The IOC-DBT Advanced Bio-Energy Centre has recently commissioned the first integrated pilot plant in India for conversion of Ligno-cellulosic biomass to ethanol with technological support from the National Renewable Energy Laboratory. The pilot plant can process 5 kg/hour biomass and a variety of feedstock.

With regard to drop-in fuels, few technologies have been developed on the laboratory/demonstration scale to yield advanced biofuels, such as 2G ethanol, drop-in fuels, and bio-CNG, by companies/organizations such as IOCL, HPCL, M/s Praj Industries, M/s Shell, DBT-ICT, and more. Indian investors are assessing the commercial viability of such plants for ramping up the existing technologies to commercial scale.

 

Outlook

The outlook for biofuels in India will remain promising, considering the government’s decision to promote biofuels and advance biofuels as environmentally friendly fuels. From the view of EBP, the ongoing sugar year will see improved cane production/crushing (more than 22% over last year), resulting in higher molasses availability, which can be converted to alcohol/ethanol. With the continuation of the government’s policy to administer prices of ethanol for EBP, India has approved an enhanced ex‑mill ethanol price of $0.63 (US) per liter for 2017–2018. Additionally, Goods and Service Tax and transportation will be paid to the suppliers. Against the tendered ethanol demand of 3.13 billion L during 2017–2018, PSU OMCs have allocated 1.39 billion L, which is an all-time high in a single ethanol supply year. As the demand for petrol rises, the demand for ethanol will increase annually. Considering, estimated petrol consumption of 31.1 MMTPA during 2021–2022, the ethanol requirement for 10% blending will be 3.11 MMTPA (4 billion L per year).

A National Policy on Biofuels – 2018 is being formulated. This policy looks at the future for biofuels. It reinforces ongoing biofuels supplies by increasing domestic production, setting up 2G bio-refineries, developing new feedstock and conversion technologies for biofuels, and creating a suitable environment for biofuels and its integration with the main fuels. To invigorate the present EBP, address environmental issues caused due to burning of biomass, and provide remuneration to farmers for agriculture residues, in 2014 the government allowed procurement of ethanol produced from other non-food feedstock besides molasses, like cellulosic and lignocelluloses materials, including petrochemicals, subject to meeting the relevant BIS standards. Pursuant to the aforesaid decision, oil PSUs have decided to set up 12 2G ethanol bio-refineries in 11 states across the country. These bio-refineries will yield around 300–350 million L of ethanol per year and are expected to be set up with an investment of about $1.56 billion (US).
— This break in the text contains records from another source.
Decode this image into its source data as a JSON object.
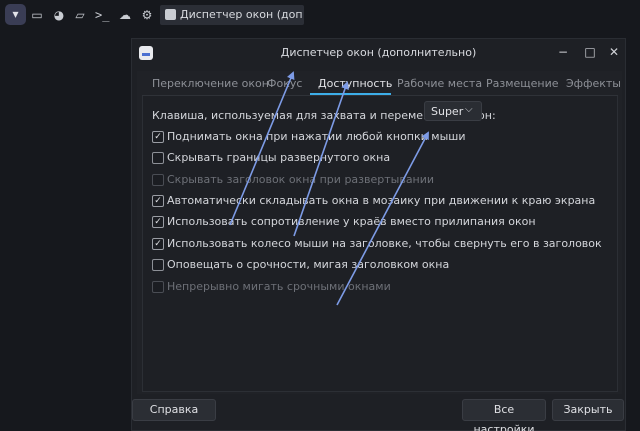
{
  "panel": {
    "icons": [
      "start-menu-icon",
      "display-icon",
      "pie-chart-icon",
      "folder-icon",
      "terminal-icon",
      "cloud-download-icon",
      "gear-icon"
    ],
    "task": {
      "label": "Диспетчер окон (дополнительно)"
    }
  },
  "window": {
    "title": "Диспетчер окон (дополнительно)",
    "controls": {
      "minimize": "−",
      "maximize": "□",
      "close": "✕"
    },
    "tabs": [
      {
        "label": "Переключение окон",
        "active": false
      },
      {
        "label": "Фокус",
        "active": false
      },
      {
        "label": "Доступность",
        "active": true
      },
      {
        "label": "Рабочие места",
        "active": false
      },
      {
        "label": "Размещение",
        "active": false
      },
      {
        "label": "Эффекты",
        "active": false
      }
    ],
    "key_label": "Клавиша, используемая для захвата и перемещения окон:",
    "key_combo": {
      "value": "Super",
      "arrow": "⌵"
    },
    "options": [
      {
        "label": "Поднимать окна при нажатии любой кнопки мыши",
        "checked": true,
        "disabled": false
      },
      {
        "label": "Скрывать границы развернутого окна",
        "checked": false,
        "disabled": false
      },
      {
        "label": "Скрывать заголовок окна при развертывании",
        "checked": false,
        "disabled": true
      },
      {
        "label": "Автоматически складывать окна в мозаику при движении к краю экрана",
        "checked": true,
        "disabled": false
      },
      {
        "label": "Использовать сопротивление у краёв вместо прилипания окон",
        "checked": true,
        "disabled": false
      },
      {
        "label": "Использовать колесо мыши на заголовке, чтобы свернуть его в заголовок",
        "checked": true,
        "disabled": false
      },
      {
        "label": "Оповещать о срочности, мигая заголовком окна",
        "checked": false,
        "disabled": false
      },
      {
        "label": "Непрерывно мигать срочными окнами",
        "checked": false,
        "disabled": true
      }
    ],
    "buttons": {
      "help": "Справка",
      "all_settings": "Все настройки",
      "close": "Закрыть"
    }
  },
  "colors": {
    "accent": "#3daee9",
    "annotation_arrow": "#7d9be6",
    "background": "#16181d"
  }
}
Bio-CNG is also being looked as next major development in the alternate fuel segment. Indian Oil Corporation, one of the government oil companies, has entered into a Memorandum of Understanding with State Government of Punjab for setting up 400 biomass to bio-CNG plants in the next 5 years. These initiatives may be a precursor to biofuel schemes that the government may announce in coming years to provide an impetus to the Indian Biofuel Programme.

 

Additional Information Sources

  • www.ppac.org.in for data on fossil fuels production, consumption, import and export.
  • www.mnre.gov.in for data on R&D projects.
  • www.siamindia.com for data on automotive industry.
  • India Economic Survey 2018.
  • www.fame-india.gov.in.
  • India Biofuel policy 2009.
  • www.dbtindia.nic.in.
  • www.indianoil.com.